● **TASK INSTRUCTIONS**
In the copy, include every record below exactly as it appears, but no pictures.
---- DATA TO PROCESS
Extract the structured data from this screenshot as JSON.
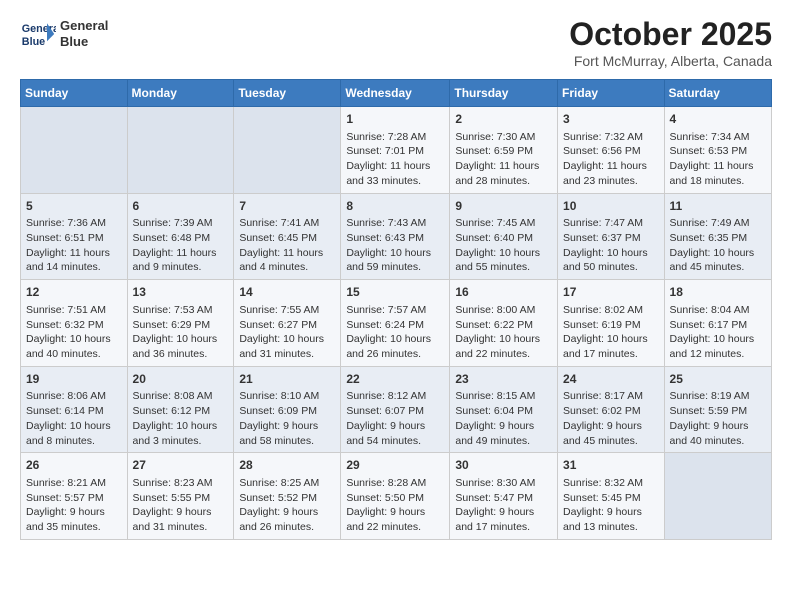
{
  "header": {
    "logo_line1": "General",
    "logo_line2": "Blue",
    "month": "October 2025",
    "location": "Fort McMurray, Alberta, Canada"
  },
  "weekdays": [
    "Sunday",
    "Monday",
    "Tuesday",
    "Wednesday",
    "Thursday",
    "Friday",
    "Saturday"
  ],
  "weeks": [
    [
      {
        "day": "",
        "content": ""
      },
      {
        "day": "",
        "content": ""
      },
      {
        "day": "",
        "content": ""
      },
      {
        "day": "1",
        "content": "Sunrise: 7:28 AM\nSunset: 7:01 PM\nDaylight: 11 hours\nand 33 minutes."
      },
      {
        "day": "2",
        "content": "Sunrise: 7:30 AM\nSunset: 6:59 PM\nDaylight: 11 hours\nand 28 minutes."
      },
      {
        "day": "3",
        "content": "Sunrise: 7:32 AM\nSunset: 6:56 PM\nDaylight: 11 hours\nand 23 minutes."
      },
      {
        "day": "4",
        "content": "Sunrise: 7:34 AM\nSunset: 6:53 PM\nDaylight: 11 hours\nand 18 minutes."
      }
    ],
    [
      {
        "day": "5",
        "content": "Sunrise: 7:36 AM\nSunset: 6:51 PM\nDaylight: 11 hours\nand 14 minutes."
      },
      {
        "day": "6",
        "content": "Sunrise: 7:39 AM\nSunset: 6:48 PM\nDaylight: 11 hours\nand 9 minutes."
      },
      {
        "day": "7",
        "content": "Sunrise: 7:41 AM\nSunset: 6:45 PM\nDaylight: 11 hours\nand 4 minutes."
      },
      {
        "day": "8",
        "content": "Sunrise: 7:43 AM\nSunset: 6:43 PM\nDaylight: 10 hours\nand 59 minutes."
      },
      {
        "day": "9",
        "content": "Sunrise: 7:45 AM\nSunset: 6:40 PM\nDaylight: 10 hours\nand 55 minutes."
      },
      {
        "day": "10",
        "content": "Sunrise: 7:47 AM\nSunset: 6:37 PM\nDaylight: 10 hours\nand 50 minutes."
      },
      {
        "day": "11",
        "content": "Sunrise: 7:49 AM\nSunset: 6:35 PM\nDaylight: 10 hours\nand 45 minutes."
      }
    ],
    [
      {
        "day": "12",
        "content": "Sunrise: 7:51 AM\nSunset: 6:32 PM\nDaylight: 10 hours\nand 40 minutes."
      },
      {
        "day": "13",
        "content": "Sunrise: 7:53 AM\nSunset: 6:29 PM\nDaylight: 10 hours\nand 36 minutes."
      },
      {
        "day": "14",
        "content": "Sunrise: 7:55 AM\nSunset: 6:27 PM\nDaylight: 10 hours\nand 31 minutes."
      },
      {
        "day": "15",
        "content": "Sunrise: 7:57 AM\nSunset: 6:24 PM\nDaylight: 10 hours\nand 26 minutes."
      },
      {
        "day": "16",
        "content": "Sunrise: 8:00 AM\nSunset: 6:22 PM\nDaylight: 10 hours\nand 22 minutes."
      },
      {
        "day": "17",
        "content": "Sunrise: 8:02 AM\nSunset: 6:19 PM\nDaylight: 10 hours\nand 17 minutes."
      },
      {
        "day": "18",
        "content": "Sunrise: 8:04 AM\nSunset: 6:17 PM\nDaylight: 10 hours\nand 12 minutes."
      }
    ],
    [
      {
        "day": "19",
        "content": "Sunrise: 8:06 AM\nSunset: 6:14 PM\nDaylight: 10 hours\nand 8 minutes."
      },
      {
        "day": "20",
        "content": "Sunrise: 8:08 AM\nSunset: 6:12 PM\nDaylight: 10 hours\nand 3 minutes."
      },
      {
        "day": "21",
        "content": "Sunrise: 8:10 AM\nSunset: 6:09 PM\nDaylight: 9 hours\nand 58 minutes."
      },
      {
        "day": "22",
        "content": "Sunrise: 8:12 AM\nSunset: 6:07 PM\nDaylight: 9 hours\nand 54 minutes."
      },
      {
        "day": "23",
        "content": "Sunrise: 8:15 AM\nSunset: 6:04 PM\nDaylight: 9 hours\nand 49 minutes."
      },
      {
        "day": "24",
        "content": "Sunrise: 8:17 AM\nSunset: 6:02 PM\nDaylight: 9 hours\nand 45 minutes."
      },
      {
        "day": "25",
        "content": "Sunrise: 8:19 AM\nSunset: 5:59 PM\nDaylight: 9 hours\nand 40 minutes."
      }
    ],
    [
      {
        "day": "26",
        "content": "Sunrise: 8:21 AM\nSunset: 5:57 PM\nDaylight: 9 hours\nand 35 minutes."
      },
      {
        "day": "27",
        "content": "Sunrise: 8:23 AM\nSunset: 5:55 PM\nDaylight: 9 hours\nand 31 minutes."
      },
      {
        "day": "28",
        "content": "Sunrise: 8:25 AM\nSunset: 5:52 PM\nDaylight: 9 hours\nand 26 minutes."
      },
      {
        "day": "29",
        "content": "Sunrise: 8:28 AM\nSunset: 5:50 PM\nDaylight: 9 hours\nand 22 minutes."
      },
      {
        "day": "30",
        "content": "Sunrise: 8:30 AM\nSunset: 5:47 PM\nDaylight: 9 hours\nand 17 minutes."
      },
      {
        "day": "31",
        "content": "Sunrise: 8:32 AM\nSunset: 5:45 PM\nDaylight: 9 hours\nand 13 minutes."
      },
      {
        "day": "",
        "content": ""
      }
    ]
  ]
}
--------
● **RESPONSE TO THIS TASK**
Extract the structured data from this screenshot as JSON.
{
  "header": {
    "logo_line1": "General",
    "logo_line2": "Blue",
    "month": "October 2025",
    "location": "Fort McMurray, Alberta, Canada"
  },
  "weekdays": [
    "Sunday",
    "Monday",
    "Tuesday",
    "Wednesday",
    "Thursday",
    "Friday",
    "Saturday"
  ],
  "weeks": [
    [
      {
        "day": "",
        "content": ""
      },
      {
        "day": "",
        "content": ""
      },
      {
        "day": "",
        "content": ""
      },
      {
        "day": "1",
        "content": "Sunrise: 7:28 AM\nSunset: 7:01 PM\nDaylight: 11 hours\nand 33 minutes."
      },
      {
        "day": "2",
        "content": "Sunrise: 7:30 AM\nSunset: 6:59 PM\nDaylight: 11 hours\nand 28 minutes."
      },
      {
        "day": "3",
        "content": "Sunrise: 7:32 AM\nSunset: 6:56 PM\nDaylight: 11 hours\nand 23 minutes."
      },
      {
        "day": "4",
        "content": "Sunrise: 7:34 AM\nSunset: 6:53 PM\nDaylight: 11 hours\nand 18 minutes."
      }
    ],
    [
      {
        "day": "5",
        "content": "Sunrise: 7:36 AM\nSunset: 6:51 PM\nDaylight: 11 hours\nand 14 minutes."
      },
      {
        "day": "6",
        "content": "Sunrise: 7:39 AM\nSunset: 6:48 PM\nDaylight: 11 hours\nand 9 minutes."
      },
      {
        "day": "7",
        "content": "Sunrise: 7:41 AM\nSunset: 6:45 PM\nDaylight: 11 hours\nand 4 minutes."
      },
      {
        "day": "8",
        "content": "Sunrise: 7:43 AM\nSunset: 6:43 PM\nDaylight: 10 hours\nand 59 minutes."
      },
      {
        "day": "9",
        "content": "Sunrise: 7:45 AM\nSunset: 6:40 PM\nDaylight: 10 hours\nand 55 minutes."
      },
      {
        "day": "10",
        "content": "Sunrise: 7:47 AM\nSunset: 6:37 PM\nDaylight: 10 hours\nand 50 minutes."
      },
      {
        "day": "11",
        "content": "Sunrise: 7:49 AM\nSunset: 6:35 PM\nDaylight: 10 hours\nand 45 minutes."
      }
    ],
    [
      {
        "day": "12",
        "content": "Sunrise: 7:51 AM\nSunset: 6:32 PM\nDaylight: 10 hours\nand 40 minutes."
      },
      {
        "day": "13",
        "content": "Sunrise: 7:53 AM\nSunset: 6:29 PM\nDaylight: 10 hours\nand 36 minutes."
      },
      {
        "day": "14",
        "content": "Sunrise: 7:55 AM\nSunset: 6:27 PM\nDaylight: 10 hours\nand 31 minutes."
      },
      {
        "day": "15",
        "content": "Sunrise: 7:57 AM\nSunset: 6:24 PM\nDaylight: 10 hours\nand 26 minutes."
      },
      {
        "day": "16",
        "content": "Sunrise: 8:00 AM\nSunset: 6:22 PM\nDaylight: 10 hours\nand 22 minutes."
      },
      {
        "day": "17",
        "content": "Sunrise: 8:02 AM\nSunset: 6:19 PM\nDaylight: 10 hours\nand 17 minutes."
      },
      {
        "day": "18",
        "content": "Sunrise: 8:04 AM\nSunset: 6:17 PM\nDaylight: 10 hours\nand 12 minutes."
      }
    ],
    [
      {
        "day": "19",
        "content": "Sunrise: 8:06 AM\nSunset: 6:14 PM\nDaylight: 10 hours\nand 8 minutes."
      },
      {
        "day": "20",
        "content": "Sunrise: 8:08 AM\nSunset: 6:12 PM\nDaylight: 10 hours\nand 3 minutes."
      },
      {
        "day": "21",
        "content": "Sunrise: 8:10 AM\nSunset: 6:09 PM\nDaylight: 9 hours\nand 58 minutes."
      },
      {
        "day": "22",
        "content": "Sunrise: 8:12 AM\nSunset: 6:07 PM\nDaylight: 9 hours\nand 54 minutes."
      },
      {
        "day": "23",
        "content": "Sunrise: 8:15 AM\nSunset: 6:04 PM\nDaylight: 9 hours\nand 49 minutes."
      },
      {
        "day": "24",
        "content": "Sunrise: 8:17 AM\nSunset: 6:02 PM\nDaylight: 9 hours\nand 45 minutes."
      },
      {
        "day": "25",
        "content": "Sunrise: 8:19 AM\nSunset: 5:59 PM\nDaylight: 9 hours\nand 40 minutes."
      }
    ],
    [
      {
        "day": "26",
        "content": "Sunrise: 8:21 AM\nSunset: 5:57 PM\nDaylight: 9 hours\nand 35 minutes."
      },
      {
        "day": "27",
        "content": "Sunrise: 8:23 AM\nSunset: 5:55 PM\nDaylight: 9 hours\nand 31 minutes."
      },
      {
        "day": "28",
        "content": "Sunrise: 8:25 AM\nSunset: 5:52 PM\nDaylight: 9 hours\nand 26 minutes."
      },
      {
        "day": "29",
        "content": "Sunrise: 8:28 AM\nSunset: 5:50 PM\nDaylight: 9 hours\nand 22 minutes."
      },
      {
        "day": "30",
        "content": "Sunrise: 8:30 AM\nSunset: 5:47 PM\nDaylight: 9 hours\nand 17 minutes."
      },
      {
        "day": "31",
        "content": "Sunrise: 8:32 AM\nSunset: 5:45 PM\nDaylight: 9 hours\nand 13 minutes."
      },
      {
        "day": "",
        "content": ""
      }
    ]
  ]
}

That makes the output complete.